Try it → Look through the records below and collect all lines that hold the string "Damen".
[Opening Data section section]
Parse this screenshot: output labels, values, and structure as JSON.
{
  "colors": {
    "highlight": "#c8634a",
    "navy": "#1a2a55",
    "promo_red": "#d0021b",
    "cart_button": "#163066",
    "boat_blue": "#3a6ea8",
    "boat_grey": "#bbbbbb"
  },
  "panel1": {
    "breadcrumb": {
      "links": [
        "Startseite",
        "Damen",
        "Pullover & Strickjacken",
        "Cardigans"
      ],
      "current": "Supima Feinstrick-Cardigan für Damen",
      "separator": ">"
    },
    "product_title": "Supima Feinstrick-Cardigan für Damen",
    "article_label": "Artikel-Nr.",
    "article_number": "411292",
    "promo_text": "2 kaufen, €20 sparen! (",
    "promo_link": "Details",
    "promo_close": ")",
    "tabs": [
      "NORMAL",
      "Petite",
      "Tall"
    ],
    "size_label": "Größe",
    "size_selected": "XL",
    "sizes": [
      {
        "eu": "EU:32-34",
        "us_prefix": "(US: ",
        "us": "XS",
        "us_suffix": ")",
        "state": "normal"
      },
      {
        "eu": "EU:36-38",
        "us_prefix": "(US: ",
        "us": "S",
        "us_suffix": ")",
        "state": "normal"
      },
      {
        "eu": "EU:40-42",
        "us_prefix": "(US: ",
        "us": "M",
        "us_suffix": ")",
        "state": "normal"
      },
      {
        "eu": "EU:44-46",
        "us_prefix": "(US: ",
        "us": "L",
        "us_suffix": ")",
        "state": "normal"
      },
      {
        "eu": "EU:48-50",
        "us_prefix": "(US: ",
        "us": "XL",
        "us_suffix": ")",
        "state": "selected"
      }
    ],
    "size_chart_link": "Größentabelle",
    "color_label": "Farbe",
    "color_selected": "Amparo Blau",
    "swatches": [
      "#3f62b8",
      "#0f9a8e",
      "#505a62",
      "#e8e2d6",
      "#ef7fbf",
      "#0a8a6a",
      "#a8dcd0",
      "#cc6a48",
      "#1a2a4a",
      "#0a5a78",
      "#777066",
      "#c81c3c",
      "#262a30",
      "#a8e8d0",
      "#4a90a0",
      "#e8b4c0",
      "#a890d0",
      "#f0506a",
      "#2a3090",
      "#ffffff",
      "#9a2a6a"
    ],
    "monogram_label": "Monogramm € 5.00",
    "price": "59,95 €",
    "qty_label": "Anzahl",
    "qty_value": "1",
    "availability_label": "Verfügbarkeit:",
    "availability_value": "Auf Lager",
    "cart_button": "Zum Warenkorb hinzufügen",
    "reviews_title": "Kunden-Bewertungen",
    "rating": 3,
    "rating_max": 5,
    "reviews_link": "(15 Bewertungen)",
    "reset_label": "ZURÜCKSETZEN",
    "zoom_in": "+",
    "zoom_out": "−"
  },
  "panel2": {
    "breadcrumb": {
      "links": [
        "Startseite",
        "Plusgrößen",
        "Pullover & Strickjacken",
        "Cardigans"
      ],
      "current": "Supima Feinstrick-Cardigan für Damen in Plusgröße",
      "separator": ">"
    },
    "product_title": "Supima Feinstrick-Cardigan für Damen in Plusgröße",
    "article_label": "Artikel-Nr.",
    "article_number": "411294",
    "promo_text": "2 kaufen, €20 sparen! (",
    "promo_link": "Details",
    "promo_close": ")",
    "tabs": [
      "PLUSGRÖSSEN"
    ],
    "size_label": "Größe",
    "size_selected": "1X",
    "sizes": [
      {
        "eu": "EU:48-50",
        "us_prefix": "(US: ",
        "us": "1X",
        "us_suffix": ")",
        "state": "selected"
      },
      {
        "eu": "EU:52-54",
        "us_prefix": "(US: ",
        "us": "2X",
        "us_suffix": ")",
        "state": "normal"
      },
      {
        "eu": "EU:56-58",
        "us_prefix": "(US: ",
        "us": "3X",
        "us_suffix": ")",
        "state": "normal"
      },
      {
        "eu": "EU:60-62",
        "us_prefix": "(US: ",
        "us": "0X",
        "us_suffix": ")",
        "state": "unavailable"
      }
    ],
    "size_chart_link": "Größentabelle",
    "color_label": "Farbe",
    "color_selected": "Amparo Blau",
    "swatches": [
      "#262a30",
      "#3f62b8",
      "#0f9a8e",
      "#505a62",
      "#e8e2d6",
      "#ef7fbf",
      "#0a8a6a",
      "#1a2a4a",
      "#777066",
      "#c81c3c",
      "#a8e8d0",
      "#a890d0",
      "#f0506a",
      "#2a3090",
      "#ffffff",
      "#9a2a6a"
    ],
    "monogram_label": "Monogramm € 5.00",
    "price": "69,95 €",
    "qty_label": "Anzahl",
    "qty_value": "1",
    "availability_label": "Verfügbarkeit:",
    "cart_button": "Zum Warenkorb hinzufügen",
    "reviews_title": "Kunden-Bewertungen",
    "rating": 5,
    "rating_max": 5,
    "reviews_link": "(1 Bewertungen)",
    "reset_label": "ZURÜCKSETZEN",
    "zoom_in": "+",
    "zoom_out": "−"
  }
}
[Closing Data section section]
Completed task →
        "Damen",
      "current": "Supima Feinstrick-Cardigan für Damen",
    "product_title": "Supima Feinstrick-Cardigan für Damen",
      "current": "Supima Feinstrick-Cardigan für Damen in Plusgröße",
    "product_title": "Supima Feinstrick-Cardigan für Damen in Plusgröße",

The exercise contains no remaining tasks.